  19. Now, I realize that I am conflating the idea of the SIS and “roleplaying is a conversation”, but it seems to me the two are inextricably linked.

    They don’t seem inextricable to me. To my mind there’s no need to weigh “conversation” down with weird extra meaning in order to pull of some kind of analytical bankshot. Whether or not something is a conversation says zero about whether it’s good or bad, useful or useless, interesting or boring, etc. “Roleplying is a conversation” is phrased like some kind of profound statement that seems like it ought to be saying something important so there’s a temptation to fill that void with some interesting or meaningful content, but it really isn’t saying very much. I recommend just letting “conversation” mean what it means to everyone in ordinary everyday speech, and if you want to talk about roleplaying specific ideas use words that don’t require excessive bending to make them fit.

  20. < ![CDATA[Now, I realize that I am conflating the idea of the SIS and “roleplaying is a conversation”, but it seems to me the two are inextricably linked.
    They don’t seem inextricable to me. To my mind there’s no need to weigh “conversation” down with weird extra meaning in order to pull of some kind of analytical bankshot. Whether or not something is a conversation says zero about whether it’s good or bad, useful or useless, interesting or boring, etc. “Roleplying is a conversation” is phrased like some kind of profound statement that seems like it ought to be saying something important so there’s a temptation to fill that void with some interesting or meaningful content, but it really isn’t saying very much. I recommend just letting “conversation” mean what it means to everyone in ordinary everyday speech, and if you want to talk about roleplaying specific ideas use words that don’t require excessive bending to make them fit.]]>

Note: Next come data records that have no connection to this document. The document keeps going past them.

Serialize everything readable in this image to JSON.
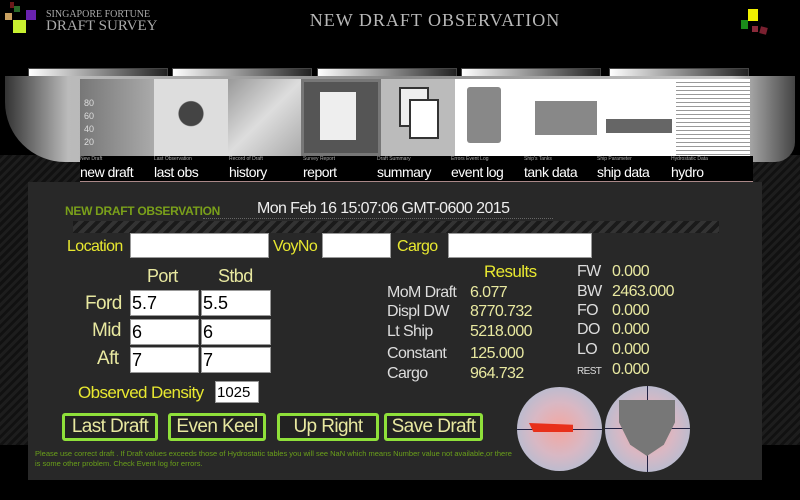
{
  "header": {
    "brand_top": "SINGAPORE FORTUNE",
    "brand_bottom": "DRAFT SURVEY",
    "title": "NEW DRAFT OBSERVATION"
  },
  "nav": [
    {
      "caption": "New Draft",
      "label": "new draft"
    },
    {
      "caption": "Last Observation",
      "label": "last obs"
    },
    {
      "caption": "Record of Draft",
      "label": "history"
    },
    {
      "caption": "Survey Report",
      "label": "report"
    },
    {
      "caption": "Draft Summary",
      "label": "summary"
    },
    {
      "caption": "Errors Event Log",
      "label": "event log"
    },
    {
      "caption": "Ship's Tanks",
      "label": "tank data"
    },
    {
      "caption": "Ship Parameter",
      "label": "ship data"
    },
    {
      "caption": "Hydrostatic Data",
      "label": "hydro"
    }
  ],
  "form": {
    "section_title": "NEW DRAFT OBSERVATION",
    "datetime": "Mon Feb 16 15:07:06 GMT-0600 2015",
    "location_label": "Location",
    "location_value": "",
    "voyno_label": "VoyNo",
    "voyno_value": "",
    "cargo_label": "Cargo",
    "cargo_value": "",
    "port_label": "Port",
    "stbd_label": "Stbd",
    "rows": [
      {
        "label": "Ford",
        "port": "5.7",
        "stbd": "5.5"
      },
      {
        "label": "Mid",
        "port": "6",
        "stbd": "6"
      },
      {
        "label": "Aft",
        "port": "7",
        "stbd": "7"
      }
    ],
    "density_label": "Observed Density",
    "density_value": "1025"
  },
  "results": {
    "title": "Results",
    "items": [
      {
        "label": "MoM Draft",
        "value": "6.077"
      },
      {
        "label": "Displ DW",
        "value": "8770.732"
      },
      {
        "label": "Lt Ship",
        "value": "5218.000"
      },
      {
        "label": "Constant",
        "value": "125.000"
      },
      {
        "label": "Cargo",
        "value": "964.732"
      }
    ],
    "tanks": [
      {
        "label": "FW",
        "value": "0.000"
      },
      {
        "label": "BW",
        "value": "2463.000"
      },
      {
        "label": "FO",
        "value": "0.000"
      },
      {
        "label": "DO",
        "value": "0.000"
      },
      {
        "label": "LO",
        "value": "0.000"
      },
      {
        "label": "REST",
        "value": "0.000"
      }
    ]
  },
  "buttons": {
    "last_draft": "Last Draft",
    "even_keel": "Even Keel",
    "up_right": "Up Right",
    "save_draft": "Save Draft"
  },
  "note": "Please use correct draft . If Draft values exceeds those of Hydrostatic tables you will see NaN which means Number value not available,or there is some other problem. Check Event log for errors.",
  "colors": {
    "accent_green": "#8fe03a",
    "label_yellow": "#e8e830",
    "value_cream": "#e8e8a0",
    "panel": "#282828"
  }
}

  21. Aaron Griffin Interesting! See, I had thought the opposite; that PbtA was a codification of what Vincent Baker saw as the core act of roleplaying, not a reaction to it or an attempt to “fix” things — at least, not beyond codification as a fix in itself, i.e., “Why are we not stating this openly? Why are we just hoping people will figure it out?”

    But maybe he can enlighten us on his intent.

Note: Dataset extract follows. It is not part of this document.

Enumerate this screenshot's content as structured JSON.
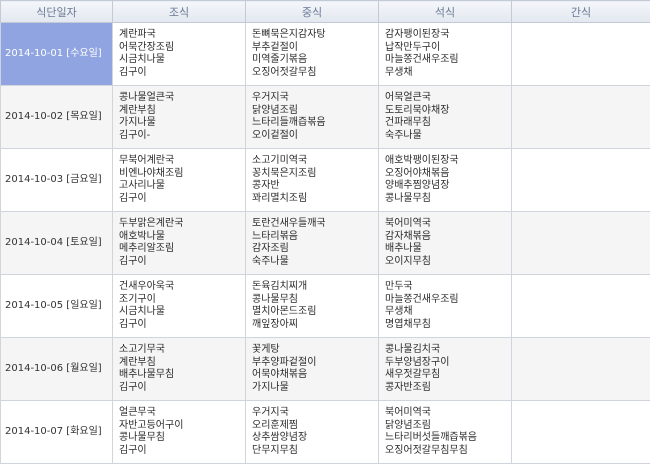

  22. < ![CDATA[Aaron Griffin Interesting! See, I had thought the opposite; that PbtA was a codification of what Vincent Baker saw as the core act of roleplaying, not a reaction to it or an attempt to “fix” things — at least, not beyond codification as a fix in itself, i.e., “Why are we not stating this openly? Why are we just hoping people will figure it out?”
    But maybe he can enlighten us on his intent.]]>

  23. Dan Maruschak I guess I do see “roleplaying is a conversation” as a profound statement, hence my wanting to investigate its nuance.

    And if we’re not having a conversation about the fiction, what are we having a conversation about?

  24. < ![CDATA[Dan Maruschak I guess I do see "roleplaying is a conversation" as a profound statement, hence my wanting to investigate its nuance. And if we're not having a conversation about the fiction, what are we having a conversation about?]]>

  25. Yeah, no, not profound, no fixing, I’m just observing. Basically all of the tabletop roleplaying I’ve ever seen has consisted of people having conversations with each other.

    The conclusion I draw is that a tabletop rpg’s system is a system for changing or leading or manipulating people’s conversations. “The purpose of an rpg’s rules is to get you and your friends to say interesting things,” as we used to have it.

  26. < ![CDATA[Yeah, no, not profound, no fixing, I'm just observing. Basically all of the tabletop roleplaying I've ever seen has consisted of people having conversations with each other. The conclusion I draw is that a tabletop rpg's system is a system for changing or leading or manipulating people's conversations. "The purpose of an rpg's rules is to get you and your friends to say interesting things," as we used to have it.]]>